Efrit and I hold a special place in our "hearts" for monster movies and creature features. A good monster movie doesn't come around very often. They are usually either weak CGI-saturated garbage often marketed as a SyFy Original, or off-camera heavy slow-burners that use the Jaws effect as an excuse for a lack of innovative on-set design and mishandling of budget. Dark was the Night was more-so the latter, but carried with it a tinge of the former that made the overall product a true disappointment by the time the credits roll.
While that opening paragraph certainly didn't portray much of a positive response to the film, I actually have quite a few nice things to say about it. Kevin Durand did a great job as the lead actor, an opportunity that has been sparse for him in his acting career. Always a treat in supporting roles, I was excited to see him step in and he did not disappoint. Any flaw in this film was not on his shoulders, unless referring to him carrying the weight of the plot throughout. His character as a grieving father and estranged husband was nothing new to the drama world, but he presented it with genuine solemnity and depth. Like a silent goliath, Durand presented the character with a mute emotion that kept you attached to his moments with a sense of pity and empathy.
The plot itself wasn't bad, either. While, again, we aren't necessarily presented with anything new, the director uses his style to deliver the story in a fresh enough way that you are intrigued until the final act. The hinted behavior and clues of the creature were well-presented. The script's focus on the townspeople's reaction to the events and gradual realization of the situation was the most unique element, particularly that most of these actors held their own and helped maintain a sense of realism beyond our unnatural foe. All of these things combined had me approaching a positive grade...until the final act struck.
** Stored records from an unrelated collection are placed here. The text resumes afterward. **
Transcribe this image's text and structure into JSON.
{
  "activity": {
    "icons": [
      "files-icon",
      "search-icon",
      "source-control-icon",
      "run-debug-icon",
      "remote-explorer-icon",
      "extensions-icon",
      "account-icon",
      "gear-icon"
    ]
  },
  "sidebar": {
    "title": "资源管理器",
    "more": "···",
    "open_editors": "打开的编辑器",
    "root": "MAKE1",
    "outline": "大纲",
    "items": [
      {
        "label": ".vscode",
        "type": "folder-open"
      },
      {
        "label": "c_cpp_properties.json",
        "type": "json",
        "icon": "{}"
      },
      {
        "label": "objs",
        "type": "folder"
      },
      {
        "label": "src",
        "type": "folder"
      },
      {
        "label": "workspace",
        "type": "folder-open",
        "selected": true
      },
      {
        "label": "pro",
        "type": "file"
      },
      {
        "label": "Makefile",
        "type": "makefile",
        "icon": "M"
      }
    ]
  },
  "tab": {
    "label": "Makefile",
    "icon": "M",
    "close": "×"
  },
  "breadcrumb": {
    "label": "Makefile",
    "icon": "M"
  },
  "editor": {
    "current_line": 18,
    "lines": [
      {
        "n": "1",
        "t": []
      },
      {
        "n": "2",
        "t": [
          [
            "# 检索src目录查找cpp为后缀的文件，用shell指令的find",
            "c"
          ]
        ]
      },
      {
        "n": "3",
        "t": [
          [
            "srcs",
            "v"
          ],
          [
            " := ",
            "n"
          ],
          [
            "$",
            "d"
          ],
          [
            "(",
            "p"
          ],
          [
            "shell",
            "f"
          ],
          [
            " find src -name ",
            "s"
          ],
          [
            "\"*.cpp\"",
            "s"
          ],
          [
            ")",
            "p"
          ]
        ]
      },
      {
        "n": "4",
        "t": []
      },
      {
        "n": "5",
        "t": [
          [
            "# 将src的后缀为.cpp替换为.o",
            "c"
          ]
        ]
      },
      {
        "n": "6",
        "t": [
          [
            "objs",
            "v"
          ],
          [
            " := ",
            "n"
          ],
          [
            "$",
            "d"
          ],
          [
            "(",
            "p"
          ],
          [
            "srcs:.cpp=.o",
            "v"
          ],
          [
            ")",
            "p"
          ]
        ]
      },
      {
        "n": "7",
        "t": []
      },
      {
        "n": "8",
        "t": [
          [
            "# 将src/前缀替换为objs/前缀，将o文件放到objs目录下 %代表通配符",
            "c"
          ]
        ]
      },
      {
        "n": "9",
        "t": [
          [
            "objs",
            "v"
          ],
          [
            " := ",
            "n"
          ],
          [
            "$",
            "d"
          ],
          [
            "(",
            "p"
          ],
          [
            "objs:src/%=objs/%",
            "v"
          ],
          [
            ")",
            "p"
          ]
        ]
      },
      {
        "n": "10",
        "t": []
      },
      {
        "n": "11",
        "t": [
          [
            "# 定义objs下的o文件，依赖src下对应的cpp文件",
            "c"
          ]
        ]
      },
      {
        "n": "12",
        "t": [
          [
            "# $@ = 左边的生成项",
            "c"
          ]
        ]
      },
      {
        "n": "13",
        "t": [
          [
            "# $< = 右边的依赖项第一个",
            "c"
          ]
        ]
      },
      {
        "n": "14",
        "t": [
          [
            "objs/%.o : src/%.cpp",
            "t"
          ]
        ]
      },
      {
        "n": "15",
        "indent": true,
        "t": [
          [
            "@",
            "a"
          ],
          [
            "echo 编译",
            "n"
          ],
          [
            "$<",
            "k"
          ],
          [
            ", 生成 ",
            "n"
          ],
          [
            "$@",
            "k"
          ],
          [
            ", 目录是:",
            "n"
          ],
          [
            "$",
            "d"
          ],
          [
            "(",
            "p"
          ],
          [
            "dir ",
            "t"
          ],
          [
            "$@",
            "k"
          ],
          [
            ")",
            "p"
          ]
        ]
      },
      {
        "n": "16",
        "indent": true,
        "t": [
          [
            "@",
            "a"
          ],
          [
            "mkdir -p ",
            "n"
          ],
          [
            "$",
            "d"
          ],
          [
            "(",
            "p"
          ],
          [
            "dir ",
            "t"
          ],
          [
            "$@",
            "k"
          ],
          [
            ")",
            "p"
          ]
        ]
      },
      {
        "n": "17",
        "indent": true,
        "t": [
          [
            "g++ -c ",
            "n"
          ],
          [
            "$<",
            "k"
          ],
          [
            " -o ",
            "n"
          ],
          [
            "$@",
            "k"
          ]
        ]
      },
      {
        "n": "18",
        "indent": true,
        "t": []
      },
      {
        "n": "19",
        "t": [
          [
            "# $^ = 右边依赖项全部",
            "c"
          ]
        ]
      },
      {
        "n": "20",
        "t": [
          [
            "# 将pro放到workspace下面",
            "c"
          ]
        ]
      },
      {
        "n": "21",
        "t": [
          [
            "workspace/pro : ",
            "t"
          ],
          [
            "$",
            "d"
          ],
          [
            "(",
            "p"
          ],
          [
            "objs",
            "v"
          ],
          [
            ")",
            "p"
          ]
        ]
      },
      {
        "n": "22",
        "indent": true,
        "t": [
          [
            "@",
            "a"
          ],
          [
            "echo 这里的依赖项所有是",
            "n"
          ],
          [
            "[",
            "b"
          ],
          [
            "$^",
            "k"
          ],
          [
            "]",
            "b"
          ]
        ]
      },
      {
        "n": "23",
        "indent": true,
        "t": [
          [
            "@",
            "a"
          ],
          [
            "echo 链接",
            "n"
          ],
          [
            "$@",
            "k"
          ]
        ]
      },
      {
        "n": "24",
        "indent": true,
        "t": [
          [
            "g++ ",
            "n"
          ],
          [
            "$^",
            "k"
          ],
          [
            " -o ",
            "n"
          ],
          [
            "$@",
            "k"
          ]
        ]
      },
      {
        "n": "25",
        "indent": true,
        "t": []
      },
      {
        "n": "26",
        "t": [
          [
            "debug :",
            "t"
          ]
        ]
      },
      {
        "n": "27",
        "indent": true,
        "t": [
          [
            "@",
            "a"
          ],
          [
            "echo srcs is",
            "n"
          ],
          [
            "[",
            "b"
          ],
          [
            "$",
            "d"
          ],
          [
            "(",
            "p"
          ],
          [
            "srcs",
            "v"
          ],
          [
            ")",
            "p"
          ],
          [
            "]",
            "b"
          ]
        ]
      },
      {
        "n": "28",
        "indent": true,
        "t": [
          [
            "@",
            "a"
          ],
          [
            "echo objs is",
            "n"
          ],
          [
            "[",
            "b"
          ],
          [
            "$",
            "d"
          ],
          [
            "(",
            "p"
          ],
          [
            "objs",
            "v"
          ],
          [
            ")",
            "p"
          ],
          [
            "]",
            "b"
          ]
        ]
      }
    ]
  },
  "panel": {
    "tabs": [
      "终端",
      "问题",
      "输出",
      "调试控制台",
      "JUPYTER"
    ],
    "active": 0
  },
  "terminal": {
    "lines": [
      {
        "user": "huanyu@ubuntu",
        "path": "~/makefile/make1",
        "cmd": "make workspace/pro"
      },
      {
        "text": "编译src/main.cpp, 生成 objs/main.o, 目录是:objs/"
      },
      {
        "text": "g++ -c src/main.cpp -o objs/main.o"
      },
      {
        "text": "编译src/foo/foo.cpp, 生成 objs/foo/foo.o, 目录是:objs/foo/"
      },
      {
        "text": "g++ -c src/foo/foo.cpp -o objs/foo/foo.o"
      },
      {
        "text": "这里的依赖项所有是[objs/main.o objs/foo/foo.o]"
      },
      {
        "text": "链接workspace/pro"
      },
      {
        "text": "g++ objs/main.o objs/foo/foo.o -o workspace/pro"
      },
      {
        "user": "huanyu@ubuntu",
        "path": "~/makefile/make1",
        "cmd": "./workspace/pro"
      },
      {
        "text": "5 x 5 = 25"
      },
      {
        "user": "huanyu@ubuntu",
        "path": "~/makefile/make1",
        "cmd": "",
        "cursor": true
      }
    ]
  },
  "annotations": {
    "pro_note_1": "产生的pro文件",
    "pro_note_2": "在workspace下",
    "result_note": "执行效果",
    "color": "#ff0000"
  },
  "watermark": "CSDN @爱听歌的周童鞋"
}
After a strong build and effective atmosphere was established, the script and directing took a plunge in the final act. Our intelligent leader (Durand) decides to inexplicably pile all of the townsfolk into the local church during a snowstorm in the middle of the night, with the belief this would be the easiest way to keep them all safe. Now, yes, I understand his character's desire to leave no man behind, but the actuality of retrieving every local, in the middle of the night, in a snow storm, with the creature already showing a propensity for violence that evening, is outrageous. Everyone, even those throughout the film that have been at odds with Durand, happily head to the church to bring all of the appetizers for our creature onto one big platter. It was the first moment in the film that felt like an 80's plot cliche and it didn't get better from there.
All of the characters fell into predictable tropes, saying their "calm before the storm" lines to one another as we prepare for the climactic showdown. But before you can sigh and roll your eyes, the creature shows up and it's time for the sheriff and his deputy to take on the beast. What follows is the usual plodding cat and mouse game. The creature remains hiding in the dark, slashing and biting and running and snarling, until he is eventually shot down and stabbed by Durand. We still, magically, haven't had a decent shot of the creature, other than brief glimpses of some pretty awful CGI. We then see the creature lifeless on the ground, in what looks like computer-generated origami. It was quite disappointing. We have this great build, we get this well-plotted story, and then it all falls apart in the final act and we get CGI garbage. Durand's performance deserved better.